The Real Madrid legend from Marseille is in demand, however, it could be complicated. Mourinho, Nagelsmann and Luis Enrique are in the mix too.
Paris Saint-Germain is already looking for a new coach for next season. At least in the background.
Current boss Christophe Galtier’s dismissal has not yet happened, but could take place before the end of this season, potentially earlier if the Parisians fail to win their next two games, against Nice on Saturday and against Lille on April 15. That would, at least, postpone his exit until June, the date on which he will cease to be PSG coach, with his corresponding compensation.
Galtier defiant with Zidane, Mourinho, Nagelsmann and Luis Enrique rumours
“This marks our eighth loss in 2023, which is simply unacceptable,” he admitted after the latest disappointment. “Our missed opportunities match after match are costing us dearly.

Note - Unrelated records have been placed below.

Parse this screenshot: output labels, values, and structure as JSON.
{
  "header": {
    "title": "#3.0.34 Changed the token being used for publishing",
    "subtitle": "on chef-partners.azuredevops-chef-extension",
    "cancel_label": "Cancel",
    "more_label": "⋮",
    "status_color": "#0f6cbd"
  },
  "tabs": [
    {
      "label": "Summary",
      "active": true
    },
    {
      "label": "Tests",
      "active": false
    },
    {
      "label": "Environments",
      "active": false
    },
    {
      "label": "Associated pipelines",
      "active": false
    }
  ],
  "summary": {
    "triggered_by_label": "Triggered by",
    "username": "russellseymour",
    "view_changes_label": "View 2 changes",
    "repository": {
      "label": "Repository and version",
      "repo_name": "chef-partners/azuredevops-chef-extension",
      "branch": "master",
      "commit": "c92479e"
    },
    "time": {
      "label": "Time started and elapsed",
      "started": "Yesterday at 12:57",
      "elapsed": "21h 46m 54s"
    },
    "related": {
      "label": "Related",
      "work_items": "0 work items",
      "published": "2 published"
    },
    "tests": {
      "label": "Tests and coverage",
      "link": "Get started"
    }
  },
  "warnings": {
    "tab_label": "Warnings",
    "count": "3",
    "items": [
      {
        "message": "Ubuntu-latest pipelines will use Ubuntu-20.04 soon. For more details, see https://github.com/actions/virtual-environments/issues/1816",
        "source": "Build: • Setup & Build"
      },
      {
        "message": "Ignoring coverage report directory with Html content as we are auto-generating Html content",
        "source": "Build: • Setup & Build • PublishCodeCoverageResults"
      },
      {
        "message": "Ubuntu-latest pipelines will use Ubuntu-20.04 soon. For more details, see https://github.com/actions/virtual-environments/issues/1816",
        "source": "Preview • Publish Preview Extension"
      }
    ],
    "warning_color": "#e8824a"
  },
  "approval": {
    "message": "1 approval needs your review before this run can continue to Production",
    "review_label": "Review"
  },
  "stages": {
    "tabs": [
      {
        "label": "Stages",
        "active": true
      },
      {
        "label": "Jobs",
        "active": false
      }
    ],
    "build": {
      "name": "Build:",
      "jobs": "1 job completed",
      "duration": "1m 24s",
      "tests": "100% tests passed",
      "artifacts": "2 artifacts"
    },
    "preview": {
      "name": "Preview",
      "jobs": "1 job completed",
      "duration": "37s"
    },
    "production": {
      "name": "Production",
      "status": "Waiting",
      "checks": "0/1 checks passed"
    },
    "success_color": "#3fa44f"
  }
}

However, despite these setbacks, I refuse to give up. I am determined to fight until the very end,” he added defiantly.
“We need to change our approach and address any potential fatigue after the break. Our next game is a chance for us to react and turn things around.”
On the horizon, meanwhile, appears the name of Zinedine Zidane. The Marseille man is unanimous among the shareholders and owners in Qatar, who already tried to sign him more than a year ago, but always with a negative response. The former Real Madrid coach, however, is now fully ‘free’, as Didier Deschamps re-signed with the French national team and his dream, which was to manage the World Cup runner-up, was cut short. But Florentino Pérez may also come sniffing.
The dossier, as reported by RMC Sport, is complicated, since Zidane would not be, for the moment, entirely interested in being Galtier’s successor. Other names, such as Mourinho, Nagelsmann or even Luis Enrique, appear as future alternatives, but PSG has not yet entered a period of reflection. The only certainty at this time is that Galtier will not continue to lead the Parisians desperate for the continental crown.